A book telling the story of how one of the most historic highway’s in Sussex ‘The Ridge’ evolved has been published by Hastings History House.
She said: “It would have been used by William the Conqueror and his Norman army on the way to the battlefield of Senlac. The book tells how this ancient highway has evolved into a modern thoroughfare.”
Stephanie said the rural landscape of The Ridge, with a few scattered buildings along the way, changed with the development of grand Victorian villas and mansions in the late 19th century and urbanisation followed.
She added: “Today most of the imposing Victorian architecture has been demolished to make way for modern apartments and blocks of flats. There’s hardly any of the big mansions left and I wanted there to be a record.”
Stephanie is a volunteer for the Hastings History House and said her book grew from public interest in an exhibition on The Ridge that she produced (currently on display in the History House) along with new material that people have given her since the book’s publication.
She said: “So many people were interested in the exhibition and they encouraged me to do a book.
“It’s my first book but I couldn’t have done it without the help of Anne Scott - chairman of the Old Hastings Preservation Society.
“The importance of this road was increased by the building of the Conquest Hospital and the still growing use of the motor car.”
Many unusual photographs illustrate the book and each of the 104 pages either has at least one photograph or a map and offers a succinct account of this important road and its past inhabitants.
Stephanie said along with the historic 1066 link, many local people will have their own memories of The Ridge. “The Ridge is part of many people’s life stories which for many started with their school days.”
Stephanie said the effect the new Hastings to Bexhill Link Road will make to The Ridge has yet to be felt.
Anyone who has a link with this road or is interested in local history will enjoy both the book and the exhibition at Hastings History House, 21 Courthouse Street, Hastings, which is open Thursdays to Sundays, from 11am to 4pm.
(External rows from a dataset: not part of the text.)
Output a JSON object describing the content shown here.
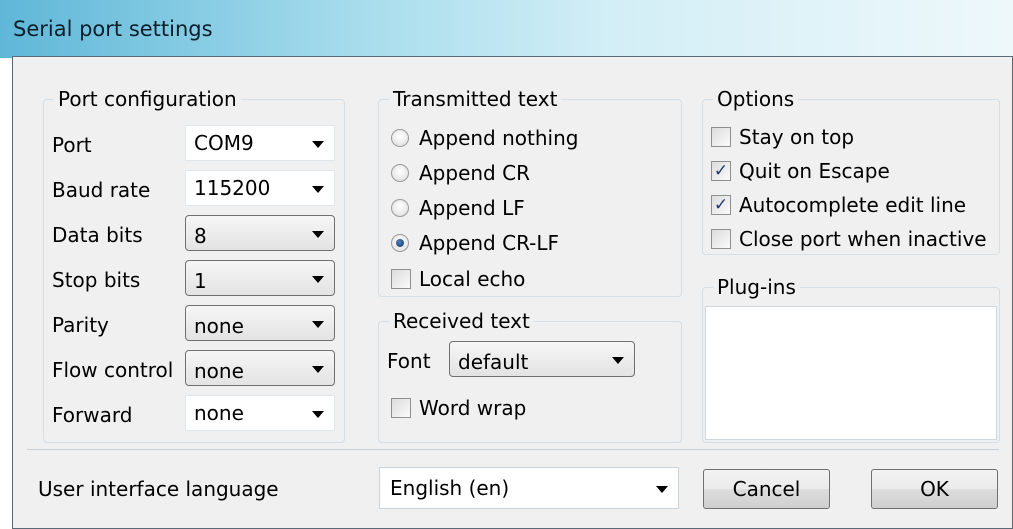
{
  "window": {
    "title": "Serial port settings"
  },
  "port_config": {
    "legend": "Port configuration",
    "port": {
      "label": "Port",
      "value": "COM9"
    },
    "baud": {
      "label": "Baud rate",
      "value": "115200"
    },
    "data_bits": {
      "label": "Data bits",
      "value": "8"
    },
    "stop_bits": {
      "label": "Stop bits",
      "value": "1"
    },
    "parity": {
      "label": "Parity",
      "value": "none"
    },
    "flow": {
      "label": "Flow control",
      "value": "none"
    },
    "forward": {
      "label": "Forward",
      "value": "none"
    }
  },
  "transmitted": {
    "legend": "Transmitted text",
    "options": [
      "Append nothing",
      "Append CR",
      "Append LF",
      "Append CR-LF"
    ],
    "selected": "Append CR-LF",
    "local_echo": {
      "label": "Local echo",
      "checked": false
    }
  },
  "received": {
    "legend": "Received text",
    "font_label": "Font",
    "font_value": "default",
    "word_wrap": {
      "label": "Word wrap",
      "checked": false
    }
  },
  "options": {
    "legend": "Options",
    "items": [
      {
        "label": "Stay on top",
        "checked": false
      },
      {
        "label": "Quit on Escape",
        "checked": true
      },
      {
        "label": "Autocomplete edit line",
        "checked": true
      },
      {
        "label": "Close port when inactive",
        "checked": false
      }
    ]
  },
  "plugins": {
    "legend": "Plug-ins"
  },
  "footer": {
    "language_label": "User interface language",
    "language_value": "English (en)",
    "cancel_label": "Cancel",
    "ok_label": "OK"
  }
}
Stephanie’s book is being sold on behalf of local registered charity, Old Hastings Preservation Society (OHPS).
The book costs £12.50 and is available at Hastings History House by calling 01424 424744 or Hastings Fishermen’s Museum.